Bruce E. Cain is Robson Professor of Political Science, University of California, Berkeley, and Director, Institute of Governmental Studies, University of California, Berkeley. He is the author of "The Reapportionment Puzzle "(California, 1984) and coauthor of "The Personal Vote "(1987) and "Congressional Redistricting "(1992). Elisabeth R. Gerber is Professor of Public Policy and Director of the State and Local Policy Center, Gerald R. Ford School of Public Policy, University of Michigan. She is the author of "The Populist Paradox: Interest Group Influence and the Promise of Direct Legislation "(1999) and coauthor of "Stealing the Initiative: How State Government Responds to Direct Democracy "(2000).

Todd Donovan (Ph.D., University of California, Riverside) is a professor of political science at Western Washington University. He teaches state and local politics; American politics, parties, campaigns, and elections; comparative electoral systems; and introductory research methods and statistics. His research interests include direct democracy, election systems and representation, political behavior, subnational politics, and the political economy of local development. He has published extensively in academic journals; written a number of books on direct democracy, elections, institutions, and reform; and has received numerous grants and awards for his work. He is coauthor (with Christopher Z. Mooney and Daniel A. Smith) of STATE AND LOCAL POLITICS: INSTITUTIONS AND REFORM (?2009) and coauthor (with Ken Hoover) of THE ELEMENTS OF SOCIAL SCIENTIFIC THINKING, also published by Cengage Learning.

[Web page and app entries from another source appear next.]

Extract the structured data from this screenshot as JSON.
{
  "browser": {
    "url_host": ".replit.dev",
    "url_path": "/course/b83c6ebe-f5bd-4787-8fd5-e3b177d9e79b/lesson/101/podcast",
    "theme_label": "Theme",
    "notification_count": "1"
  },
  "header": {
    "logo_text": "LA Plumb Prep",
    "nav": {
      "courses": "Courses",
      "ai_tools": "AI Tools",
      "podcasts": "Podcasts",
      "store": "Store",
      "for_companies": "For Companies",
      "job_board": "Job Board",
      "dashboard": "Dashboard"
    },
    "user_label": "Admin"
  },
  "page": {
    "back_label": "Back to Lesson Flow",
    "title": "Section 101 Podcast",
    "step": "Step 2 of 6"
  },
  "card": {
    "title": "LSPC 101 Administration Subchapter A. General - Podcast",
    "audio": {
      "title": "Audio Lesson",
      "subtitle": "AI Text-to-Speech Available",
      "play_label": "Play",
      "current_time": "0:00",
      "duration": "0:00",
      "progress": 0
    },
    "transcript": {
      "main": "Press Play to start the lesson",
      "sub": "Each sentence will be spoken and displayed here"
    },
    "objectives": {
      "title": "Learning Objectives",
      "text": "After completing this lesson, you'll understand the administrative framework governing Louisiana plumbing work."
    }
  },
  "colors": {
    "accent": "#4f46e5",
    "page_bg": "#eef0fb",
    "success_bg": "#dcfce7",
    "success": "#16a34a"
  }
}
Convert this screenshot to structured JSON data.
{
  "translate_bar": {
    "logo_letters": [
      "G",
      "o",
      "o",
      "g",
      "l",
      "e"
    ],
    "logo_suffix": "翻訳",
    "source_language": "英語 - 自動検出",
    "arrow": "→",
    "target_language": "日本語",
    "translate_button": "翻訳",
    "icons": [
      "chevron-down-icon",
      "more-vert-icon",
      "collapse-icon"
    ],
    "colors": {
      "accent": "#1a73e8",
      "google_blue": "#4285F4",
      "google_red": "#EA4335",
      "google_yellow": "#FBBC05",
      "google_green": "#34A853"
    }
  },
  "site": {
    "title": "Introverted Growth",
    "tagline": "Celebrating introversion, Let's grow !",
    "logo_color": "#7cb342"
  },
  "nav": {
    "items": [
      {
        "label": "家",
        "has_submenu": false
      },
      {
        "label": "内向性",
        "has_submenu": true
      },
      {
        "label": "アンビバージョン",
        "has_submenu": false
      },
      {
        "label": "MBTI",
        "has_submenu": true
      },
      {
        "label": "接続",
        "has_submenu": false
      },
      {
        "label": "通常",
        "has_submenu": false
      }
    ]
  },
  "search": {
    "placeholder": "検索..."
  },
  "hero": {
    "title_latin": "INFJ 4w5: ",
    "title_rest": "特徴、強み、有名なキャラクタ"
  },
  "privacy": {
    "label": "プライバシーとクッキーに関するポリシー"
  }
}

Caroline J. Tolbert is Associate Professor in the Department of Political Science at the University of Iowa.